=== Provided information ===

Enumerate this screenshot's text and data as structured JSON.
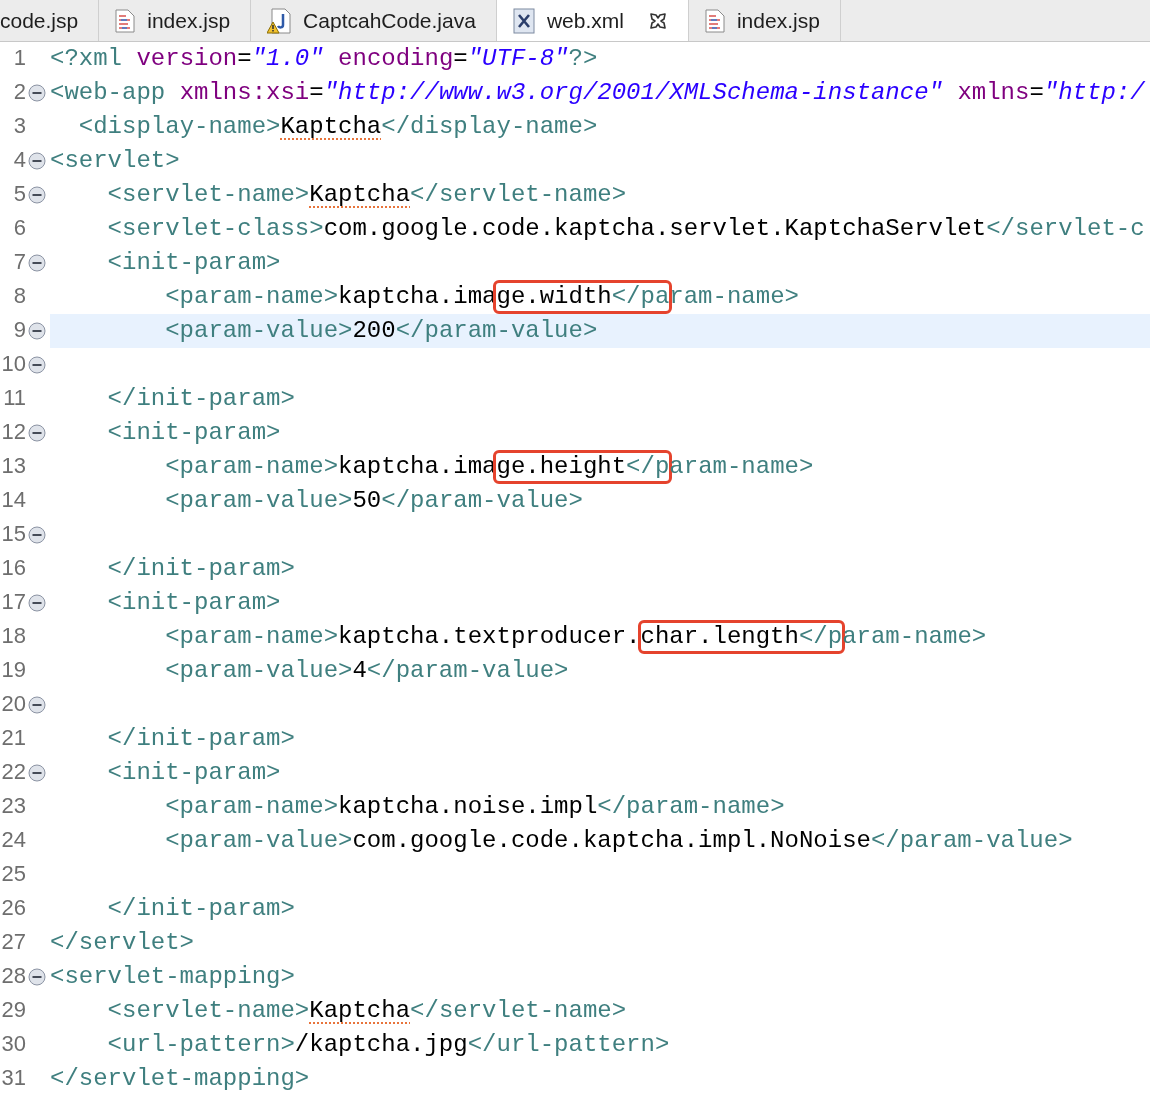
{
  "tabs": [
    {
      "label": "code.jsp",
      "selected": false,
      "closable": false
    },
    {
      "label": "index.jsp",
      "kind": "jsp",
      "selected": false,
      "closable": false
    },
    {
      "label": "CaptcahCode.java",
      "kind": "java",
      "selected": false,
      "closable": false
    },
    {
      "label": "web.xml",
      "kind": "xml",
      "selected": true,
      "closable": true
    },
    {
      "label": "index.jsp",
      "kind": "jsp",
      "selected": false,
      "closable": false
    }
  ],
  "lines": [
    {
      "number": "1",
      "fold": false,
      "current": false,
      "segments": [
        {
          "kind": "tag",
          "text": "<?xml",
          "misspelled": false
        },
        {
          "kind": "attr",
          "text": " version",
          "misspelled": false
        },
        {
          "kind": "punct",
          "text": "=",
          "misspelled": false
        },
        {
          "kind": "string",
          "text": "\"1.0\"",
          "misspelled": false
        },
        {
          "kind": "attr",
          "text": " encoding",
          "misspelled": false
        },
        {
          "kind": "punct",
          "text": "=",
          "misspelled": false
        },
        {
          "kind": "string",
          "text": "\"UTF-8\"",
          "misspelled": false
        },
        {
          "kind": "tag",
          "text": "?>",
          "misspelled": false
        }
      ]
    },
    {
      "number": "2",
      "fold": true,
      "current": false,
      "segments": [
        {
          "kind": "tag",
          "text": "<web-app",
          "misspelled": false
        },
        {
          "kind": "attr",
          "text": " xmlns:xsi",
          "misspelled": false
        },
        {
          "kind": "punct",
          "text": "=",
          "misspelled": false
        },
        {
          "kind": "string",
          "text": "\"http://www.w3.org/2001/XMLSchema-instance\"",
          "misspelled": false
        },
        {
          "kind": "attr",
          "text": " xmlns",
          "misspelled": false
        },
        {
          "kind": "punct",
          "text": "=",
          "misspelled": false
        },
        {
          "kind": "string",
          "text": "\"http:/",
          "misspelled": false
        }
      ]
    },
    {
      "number": "3",
      "fold": false,
      "current": false,
      "segments": [
        {
          "kind": "tag",
          "text": "  <display-name>",
          "misspelled": false
        },
        {
          "kind": "text",
          "text": "Kaptcha",
          "misspelled": true
        },
        {
          "kind": "tag",
          "text": "</display-name>",
          "misspelled": false
        }
      ]
    },
    {
      "number": "4",
      "fold": true,
      "current": false,
      "segments": [
        {
          "kind": "tag",
          "text": "<servlet>",
          "misspelled": false
        }
      ]
    },
    {
      "number": "5",
      "fold": true,
      "current": false,
      "segments": [
        {
          "kind": "tag",
          "text": "    <servlet-name>",
          "misspelled": false
        },
        {
          "kind": "text",
          "text": "Kaptcha",
          "misspelled": true
        },
        {
          "kind": "tag",
          "text": "</servlet-name>",
          "misspelled": false
        }
      ]
    },
    {
      "number": "6",
      "fold": false,
      "current": false,
      "segments": [
        {
          "kind": "tag",
          "text": "    <servlet-class>",
          "misspelled": false
        },
        {
          "kind": "text",
          "text": "com.google.code.kaptcha.servlet.KaptchaServlet",
          "misspelled": false
        },
        {
          "kind": "tag",
          "text": "</servlet-c",
          "misspelled": false
        }
      ]
    },
    {
      "number": "7",
      "fold": true,
      "current": false,
      "segments": [
        {
          "kind": "tag",
          "text": "    <init-param>",
          "misspelled": false
        }
      ]
    },
    {
      "number": "8",
      "fold": false,
      "current": false,
      "segments": [
        {
          "kind": "tag",
          "text": "        <param-name>",
          "misspelled": false
        },
        {
          "kind": "text",
          "text": "kaptcha.ima",
          "misspelled": false
        },
        {
          "kind": "annotation",
          "segments": [
            {
              "kind": "text",
              "text": "ge.width",
              "misspelled": false
            },
            {
              "kind": "tag",
              "text": "</pa",
              "misspelled": false
            }
          ]
        },
        {
          "kind": "tag",
          "text": "ram-name>",
          "misspelled": false
        }
      ]
    },
    {
      "number": "9",
      "fold": true,
      "current": true,
      "segments": [
        {
          "kind": "tag",
          "text": "        <param-value>",
          "misspelled": false
        },
        {
          "kind": "text",
          "text": "200",
          "misspelled": false
        },
        {
          "kind": "tag",
          "text": "</param-value>",
          "misspelled": false
        }
      ]
    },
    {
      "number": "10",
      "fold": true,
      "current": false
    },
    {
      "number": "11",
      "fold": false,
      "current": false,
      "segments": [
        {
          "kind": "tag",
          "text": "    </init-param>",
          "misspelled": false
        }
      ]
    },
    {
      "number": "12",
      "fold": true,
      "current": false,
      "segments": [
        {
          "kind": "tag",
          "text": "    <init-param>",
          "misspelled": false
        }
      ]
    },
    {
      "number": "13",
      "fold": false,
      "current": false,
      "segments": [
        {
          "kind": "tag",
          "text": "        <param-name>",
          "misspelled": false
        },
        {
          "kind": "text",
          "text": "kaptcha.ima",
          "misspelled": false
        },
        {
          "kind": "annotation",
          "segments": [
            {
              "kind": "text",
              "text": "ge.height",
              "misspelled": false
            },
            {
              "kind": "tag",
              "text": "</p",
              "misspelled": false
            }
          ]
        },
        {
          "kind": "tag",
          "text": "aram-name>",
          "misspelled": false
        }
      ]
    },
    {
      "number": "14",
      "fold": false,
      "current": false,
      "segments": [
        {
          "kind": "tag",
          "text": "        <param-value>",
          "misspelled": false
        },
        {
          "kind": "text",
          "text": "50",
          "misspelled": false
        },
        {
          "kind": "tag",
          "text": "</param-value>",
          "misspelled": false
        }
      ]
    },
    {
      "number": "15",
      "fold": true,
      "current": false
    },
    {
      "number": "16",
      "fold": false,
      "current": false,
      "segments": [
        {
          "kind": "tag",
          "text": "    </init-param>",
          "misspelled": false
        }
      ]
    },
    {
      "number": "17",
      "fold": true,
      "current": false,
      "segments": [
        {
          "kind": "tag",
          "text": "    <init-param>",
          "misspelled": false
        }
      ]
    },
    {
      "number": "18",
      "fold": false,
      "current": false,
      "segments": [
        {
          "kind": "tag",
          "text": "        <param-name>",
          "misspelled": false
        },
        {
          "kind": "text",
          "text": "kaptcha.textproducer.",
          "misspelled": false
        },
        {
          "kind": "annotation",
          "segments": [
            {
              "kind": "text",
              "text": "char.length",
              "misspelled": false
            },
            {
              "kind": "tag",
              "text": "</p",
              "misspelled": false
            }
          ]
        },
        {
          "kind": "tag",
          "text": "aram-name>",
          "misspelled": false
        }
      ]
    },
    {
      "number": "19",
      "fold": false,
      "current": false,
      "segments": [
        {
          "kind": "tag",
          "text": "        <param-value>",
          "misspelled": false
        },
        {
          "kind": "text",
          "text": "4",
          "misspelled": false
        },
        {
          "kind": "tag",
          "text": "</param-value>",
          "misspelled": false
        }
      ]
    },
    {
      "number": "20",
      "fold": true,
      "current": false
    },
    {
      "number": "21",
      "fold": false,
      "current": false,
      "segments": [
        {
          "kind": "tag",
          "text": "    </init-param>",
          "misspelled": false
        }
      ]
    },
    {
      "number": "22",
      "fold": true,
      "current": false,
      "segments": [
        {
          "kind": "tag",
          "text": "    <init-param>",
          "misspelled": false
        }
      ]
    },
    {
      "number": "23",
      "fold": false,
      "current": false,
      "segments": [
        {
          "kind": "tag",
          "text": "        <param-name>",
          "misspelled": false
        },
        {
          "kind": "text",
          "text": "kaptcha.noise.impl",
          "misspelled": false
        },
        {
          "kind": "tag",
          "text": "</param-name>",
          "misspelled": false
        }
      ]
    },
    {
      "number": "24",
      "fold": false,
      "current": false,
      "segments": [
        {
          "kind": "tag",
          "text": "        <param-value>",
          "misspelled": false
        },
        {
          "kind": "text",
          "text": "com.google.code.kaptcha.impl.NoNoise",
          "misspelled": false
        },
        {
          "kind": "tag",
          "text": "</param-value>",
          "misspelled": false
        }
      ]
    },
    {
      "number": "25",
      "fold": false,
      "current": false
    },
    {
      "number": "26",
      "fold": false,
      "current": false,
      "segments": [
        {
          "kind": "tag",
          "text": "    </init-param>",
          "misspelled": false
        }
      ]
    },
    {
      "number": "27",
      "fold": false,
      "current": false,
      "segments": [
        {
          "kind": "tag",
          "text": "</servlet>",
          "misspelled": false
        }
      ]
    },
    {
      "number": "28",
      "fold": true,
      "current": false,
      "segments": [
        {
          "kind": "tag",
          "text": "<servlet-mapping>",
          "misspelled": false
        }
      ]
    },
    {
      "number": "29",
      "fold": false,
      "current": false,
      "segments": [
        {
          "kind": "tag",
          "text": "    <servlet-name>",
          "misspelled": false
        },
        {
          "kind": "text",
          "text": "Kaptcha",
          "misspelled": true
        },
        {
          "kind": "tag",
          "text": "</servlet-name>",
          "misspelled": false
        }
      ]
    },
    {
      "number": "30",
      "fold": false,
      "current": false,
      "segments": [
        {
          "kind": "tag",
          "text": "    <url-pattern>",
          "misspelled": false
        },
        {
          "kind": "text",
          "text": "/kaptcha.jpg",
          "misspelled": false
        },
        {
          "kind": "tag",
          "text": "</url-pattern>",
          "misspelled": false
        }
      ]
    },
    {
      "number": "31",
      "fold": false,
      "current": false,
      "segments": [
        {
          "kind": "tag",
          "text": "</servlet-mapping>",
          "misspelled": false
        }
      ]
    }
  ]
}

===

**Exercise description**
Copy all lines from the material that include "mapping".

**Response box**
          "text": "<servlet-mapping>",
          "text": "</servlet-mapping>",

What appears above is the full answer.